Nearly killed by a kiss: the baby was struggling for her life because of herpes
In Britain, a one-year-old baby almost died because she had been infected with a herpesviral kiss. The child had to be hospitalized for four days. Parents now warn others to kiss children in their mouths.
The girl had purple rashes everywhere
A one-year-old girl from the town of Darlington in northern England nearly died because she was infected with the herpes virus. At first, the parents did not realize what the child was missing. "Kaylah cried so much, I knew this could only mean that she was in pain," her mother told The Daily Mail. "We were at home and I was about to put her in the tub when I suddenly saw traces on her legs." According to the information, the baby had violent eruptions all over the place. "I was afraid that my first thought was that it had something to do with meningitis because she had it before," her mother said. In the hospital, however, it was discovered that the child had been infected with herpes virus.
Two out of three people are infected with herpes virus
Health experts say that two out of three people are infected with the herpes virus.
But most infected people never show symptoms and probably do not know they are infected. Therefore, cold sores are usually transmitted without being noticed.
Viruses are often only active by certain influences, such as stress or strong sunlight, and cause, among other things, herpes in the mouth.
For some people, special care is needed. Adult cold sores should be very careful when in contact with young children.
Because even a kiss from them can end up deadly for babies, as an older US case showed.
Even little Kaylah of England was brought into a life threatening situation.
Infection could have ended fatally
According to the Daily Mail report, hospital doctors found that the painful purple rash on little Kaylah was caused by the herpes simplex virus.
"The doctors told us that someone with a sore should have kissed her lips and, as the baby's immune system is not strong enough, she developed the rash," said the 22-year-old mother.
Her fiance was shocked and "I could not believe it was all because of a kiss."

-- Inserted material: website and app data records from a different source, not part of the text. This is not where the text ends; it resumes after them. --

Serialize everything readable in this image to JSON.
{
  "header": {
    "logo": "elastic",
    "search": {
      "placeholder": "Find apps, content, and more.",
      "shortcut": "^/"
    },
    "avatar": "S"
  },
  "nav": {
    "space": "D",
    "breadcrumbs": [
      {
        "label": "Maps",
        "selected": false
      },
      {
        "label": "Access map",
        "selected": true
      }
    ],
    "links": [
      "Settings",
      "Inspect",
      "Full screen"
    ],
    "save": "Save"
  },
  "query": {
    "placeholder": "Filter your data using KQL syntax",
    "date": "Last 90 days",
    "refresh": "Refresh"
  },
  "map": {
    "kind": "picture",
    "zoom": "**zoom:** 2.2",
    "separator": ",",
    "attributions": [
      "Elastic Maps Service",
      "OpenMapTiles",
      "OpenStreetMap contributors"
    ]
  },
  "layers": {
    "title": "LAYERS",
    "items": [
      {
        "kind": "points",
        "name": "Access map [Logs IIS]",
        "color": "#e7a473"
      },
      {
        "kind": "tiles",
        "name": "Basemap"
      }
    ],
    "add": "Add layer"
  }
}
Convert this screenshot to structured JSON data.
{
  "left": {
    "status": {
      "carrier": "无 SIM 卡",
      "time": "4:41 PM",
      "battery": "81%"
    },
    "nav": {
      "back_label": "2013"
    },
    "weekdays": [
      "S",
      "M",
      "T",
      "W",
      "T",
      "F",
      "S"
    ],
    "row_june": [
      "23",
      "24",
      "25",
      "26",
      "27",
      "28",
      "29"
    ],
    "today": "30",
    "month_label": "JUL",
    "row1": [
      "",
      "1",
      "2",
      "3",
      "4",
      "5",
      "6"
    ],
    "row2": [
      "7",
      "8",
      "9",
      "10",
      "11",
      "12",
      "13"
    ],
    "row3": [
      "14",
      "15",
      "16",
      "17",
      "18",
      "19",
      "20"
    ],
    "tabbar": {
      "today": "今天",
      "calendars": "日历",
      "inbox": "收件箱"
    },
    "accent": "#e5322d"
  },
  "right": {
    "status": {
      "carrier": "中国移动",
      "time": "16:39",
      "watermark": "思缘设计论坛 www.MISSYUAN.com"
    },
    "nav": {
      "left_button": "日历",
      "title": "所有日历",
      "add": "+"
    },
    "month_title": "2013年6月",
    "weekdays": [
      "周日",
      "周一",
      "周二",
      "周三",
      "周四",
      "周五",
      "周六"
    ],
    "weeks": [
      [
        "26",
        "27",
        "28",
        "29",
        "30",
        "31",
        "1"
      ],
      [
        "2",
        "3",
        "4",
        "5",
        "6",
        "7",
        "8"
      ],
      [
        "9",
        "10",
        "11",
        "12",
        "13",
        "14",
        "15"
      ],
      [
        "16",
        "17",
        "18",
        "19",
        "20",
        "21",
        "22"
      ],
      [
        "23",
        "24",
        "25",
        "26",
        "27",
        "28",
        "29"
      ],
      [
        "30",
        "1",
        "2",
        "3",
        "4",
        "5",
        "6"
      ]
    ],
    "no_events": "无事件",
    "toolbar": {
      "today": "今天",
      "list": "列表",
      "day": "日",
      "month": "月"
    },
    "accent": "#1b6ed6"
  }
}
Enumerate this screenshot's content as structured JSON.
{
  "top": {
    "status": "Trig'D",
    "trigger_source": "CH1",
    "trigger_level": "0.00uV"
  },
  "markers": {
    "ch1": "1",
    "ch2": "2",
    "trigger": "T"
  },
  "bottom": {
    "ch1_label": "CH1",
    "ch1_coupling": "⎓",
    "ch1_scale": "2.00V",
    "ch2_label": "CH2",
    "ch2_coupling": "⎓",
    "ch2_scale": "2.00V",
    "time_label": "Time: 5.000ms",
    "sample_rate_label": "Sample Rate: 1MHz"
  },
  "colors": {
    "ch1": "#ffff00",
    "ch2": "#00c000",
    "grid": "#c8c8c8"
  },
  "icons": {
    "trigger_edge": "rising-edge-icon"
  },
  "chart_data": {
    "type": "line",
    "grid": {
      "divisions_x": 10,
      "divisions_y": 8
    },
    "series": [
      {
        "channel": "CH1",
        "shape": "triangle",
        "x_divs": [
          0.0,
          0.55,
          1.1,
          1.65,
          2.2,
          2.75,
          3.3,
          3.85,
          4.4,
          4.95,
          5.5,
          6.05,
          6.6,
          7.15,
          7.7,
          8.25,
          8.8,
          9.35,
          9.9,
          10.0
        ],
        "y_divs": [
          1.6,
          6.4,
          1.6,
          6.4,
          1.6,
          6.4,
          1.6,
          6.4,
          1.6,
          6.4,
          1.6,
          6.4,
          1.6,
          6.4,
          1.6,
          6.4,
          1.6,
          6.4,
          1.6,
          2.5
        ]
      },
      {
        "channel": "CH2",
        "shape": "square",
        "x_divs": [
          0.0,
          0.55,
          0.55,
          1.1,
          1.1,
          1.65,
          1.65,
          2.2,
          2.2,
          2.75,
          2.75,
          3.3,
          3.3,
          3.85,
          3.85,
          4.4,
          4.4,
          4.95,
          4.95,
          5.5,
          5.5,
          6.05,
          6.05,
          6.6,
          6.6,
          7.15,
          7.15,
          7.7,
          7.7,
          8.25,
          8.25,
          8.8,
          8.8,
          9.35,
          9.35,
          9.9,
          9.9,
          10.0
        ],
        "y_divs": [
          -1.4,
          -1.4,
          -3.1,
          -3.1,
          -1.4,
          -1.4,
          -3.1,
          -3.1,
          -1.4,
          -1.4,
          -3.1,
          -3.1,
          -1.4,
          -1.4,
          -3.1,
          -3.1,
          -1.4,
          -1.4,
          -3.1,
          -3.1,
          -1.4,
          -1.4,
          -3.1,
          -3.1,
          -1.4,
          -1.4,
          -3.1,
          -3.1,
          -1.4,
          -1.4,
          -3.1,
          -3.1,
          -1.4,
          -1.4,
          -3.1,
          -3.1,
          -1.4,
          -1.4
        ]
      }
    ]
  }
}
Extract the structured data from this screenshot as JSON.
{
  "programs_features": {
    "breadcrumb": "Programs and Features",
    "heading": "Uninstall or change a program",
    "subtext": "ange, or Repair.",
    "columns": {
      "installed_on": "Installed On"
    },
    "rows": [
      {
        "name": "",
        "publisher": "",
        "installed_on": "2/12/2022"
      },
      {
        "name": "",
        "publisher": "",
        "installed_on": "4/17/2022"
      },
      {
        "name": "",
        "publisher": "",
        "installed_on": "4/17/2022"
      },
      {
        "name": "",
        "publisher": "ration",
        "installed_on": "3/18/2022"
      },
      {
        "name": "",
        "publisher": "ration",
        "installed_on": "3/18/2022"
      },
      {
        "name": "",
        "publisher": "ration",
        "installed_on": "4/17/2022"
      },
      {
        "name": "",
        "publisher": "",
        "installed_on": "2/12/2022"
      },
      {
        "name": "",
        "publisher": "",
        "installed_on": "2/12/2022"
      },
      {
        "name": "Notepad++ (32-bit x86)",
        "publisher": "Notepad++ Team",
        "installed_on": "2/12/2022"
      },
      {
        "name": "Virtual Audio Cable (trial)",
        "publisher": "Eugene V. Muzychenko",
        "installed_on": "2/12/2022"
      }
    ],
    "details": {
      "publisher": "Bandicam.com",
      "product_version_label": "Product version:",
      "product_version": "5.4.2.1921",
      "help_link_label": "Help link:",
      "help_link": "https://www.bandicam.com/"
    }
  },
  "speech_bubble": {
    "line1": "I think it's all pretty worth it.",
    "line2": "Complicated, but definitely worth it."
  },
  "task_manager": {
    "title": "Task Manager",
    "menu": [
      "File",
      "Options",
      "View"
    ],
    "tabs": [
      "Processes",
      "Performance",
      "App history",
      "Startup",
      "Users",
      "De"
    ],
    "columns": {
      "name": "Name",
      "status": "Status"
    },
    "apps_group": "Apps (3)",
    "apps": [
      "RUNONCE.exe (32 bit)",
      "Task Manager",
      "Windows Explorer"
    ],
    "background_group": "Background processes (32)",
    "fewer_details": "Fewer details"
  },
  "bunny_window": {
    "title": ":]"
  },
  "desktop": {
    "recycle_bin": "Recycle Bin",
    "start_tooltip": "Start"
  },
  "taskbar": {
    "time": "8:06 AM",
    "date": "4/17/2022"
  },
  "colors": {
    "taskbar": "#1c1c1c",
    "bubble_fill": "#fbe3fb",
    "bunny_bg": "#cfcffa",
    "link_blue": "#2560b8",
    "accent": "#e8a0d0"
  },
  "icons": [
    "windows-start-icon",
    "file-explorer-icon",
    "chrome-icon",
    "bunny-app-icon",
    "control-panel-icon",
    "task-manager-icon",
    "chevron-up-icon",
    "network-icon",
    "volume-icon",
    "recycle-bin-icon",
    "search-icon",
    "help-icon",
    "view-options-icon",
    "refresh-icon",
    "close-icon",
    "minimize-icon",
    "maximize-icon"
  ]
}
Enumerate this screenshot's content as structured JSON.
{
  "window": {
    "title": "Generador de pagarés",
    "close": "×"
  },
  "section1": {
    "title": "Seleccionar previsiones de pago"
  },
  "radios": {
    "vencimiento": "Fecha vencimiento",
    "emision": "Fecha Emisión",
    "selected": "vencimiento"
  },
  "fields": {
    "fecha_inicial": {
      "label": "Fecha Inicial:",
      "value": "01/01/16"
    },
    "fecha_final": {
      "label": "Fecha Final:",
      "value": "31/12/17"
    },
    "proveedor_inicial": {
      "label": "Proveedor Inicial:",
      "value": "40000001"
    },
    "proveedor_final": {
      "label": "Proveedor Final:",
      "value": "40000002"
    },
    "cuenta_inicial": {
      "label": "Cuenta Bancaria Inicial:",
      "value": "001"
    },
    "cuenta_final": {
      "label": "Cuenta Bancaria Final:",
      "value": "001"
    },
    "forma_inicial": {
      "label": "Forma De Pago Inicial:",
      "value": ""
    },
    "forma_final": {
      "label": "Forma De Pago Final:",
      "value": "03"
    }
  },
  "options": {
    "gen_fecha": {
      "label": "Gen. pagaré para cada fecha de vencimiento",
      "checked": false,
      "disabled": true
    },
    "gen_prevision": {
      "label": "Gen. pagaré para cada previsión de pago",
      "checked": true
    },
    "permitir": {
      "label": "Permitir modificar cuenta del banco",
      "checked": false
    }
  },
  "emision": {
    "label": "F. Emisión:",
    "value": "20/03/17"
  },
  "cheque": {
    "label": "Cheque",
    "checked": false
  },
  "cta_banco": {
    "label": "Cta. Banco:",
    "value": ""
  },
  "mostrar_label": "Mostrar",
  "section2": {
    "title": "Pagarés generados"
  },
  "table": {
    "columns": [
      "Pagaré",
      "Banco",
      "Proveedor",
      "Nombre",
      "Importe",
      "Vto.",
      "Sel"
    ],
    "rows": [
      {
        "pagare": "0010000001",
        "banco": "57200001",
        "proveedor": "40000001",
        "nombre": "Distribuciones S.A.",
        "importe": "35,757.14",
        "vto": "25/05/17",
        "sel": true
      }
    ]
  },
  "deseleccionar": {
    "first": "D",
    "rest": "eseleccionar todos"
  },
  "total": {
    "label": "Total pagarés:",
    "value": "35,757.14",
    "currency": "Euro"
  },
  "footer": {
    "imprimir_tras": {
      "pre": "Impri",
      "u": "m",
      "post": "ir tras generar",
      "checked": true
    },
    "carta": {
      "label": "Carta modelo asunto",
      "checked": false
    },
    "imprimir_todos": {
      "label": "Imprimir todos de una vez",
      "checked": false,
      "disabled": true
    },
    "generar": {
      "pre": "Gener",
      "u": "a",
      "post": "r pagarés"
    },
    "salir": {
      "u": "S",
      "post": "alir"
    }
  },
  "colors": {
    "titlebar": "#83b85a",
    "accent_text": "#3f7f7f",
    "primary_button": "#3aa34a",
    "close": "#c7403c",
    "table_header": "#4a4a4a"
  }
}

The girl had to stay in the hospital for four days, where she was treated with antibiotics.
Doctors pointed out that the baby was lucky that the infection could have ended fatally.
"If we had not gone to the hospital quickly, it could be very dangerous if we had lost her," said the young mother.
According to her parents, her daughter has not fully recovered yet. One month after discharge from the clinic, she still has to take medication daily and be taken to the doctor once a week.
Little Kaylah's parents now turn to the public to warn others about the risk.
"I just want other parents to know that you do not have to be physically sick to harm a baby – you can only be a carrier of the virus and still influence it," said the mother.
According to the newspaper's report, the virus can be transmitted to the mother in infants, either by a kiss or in newborns, if she has genital herpes for the first time in the last six weeks of pregnancy.
The risk is significantly reduced if she has it before pregnancy, when it passes the antibodies needed to fight it.
It is not the first time that parents, many of whom have lost their babies, issue the warning that strangers can not kiss babies.
"Please do not kiss other people's babies," said Marian Nicholson of the Herpes Virus Association.
Treat herpes as soon as possible
If the infection is known, adults will be advised by healthcare professionals to treat cold sores as early as possible. But what helps against herpes?
In the normal course, the drugs are usually used to inhibit the multiplication of the virus. The infection does not always have to be treated with antiviral drugs.
Sometimes home remedies for herpes such as manuka honey or tea tree oil. From the outbreak of herpes until the cure can take up to two weeks. (Ad)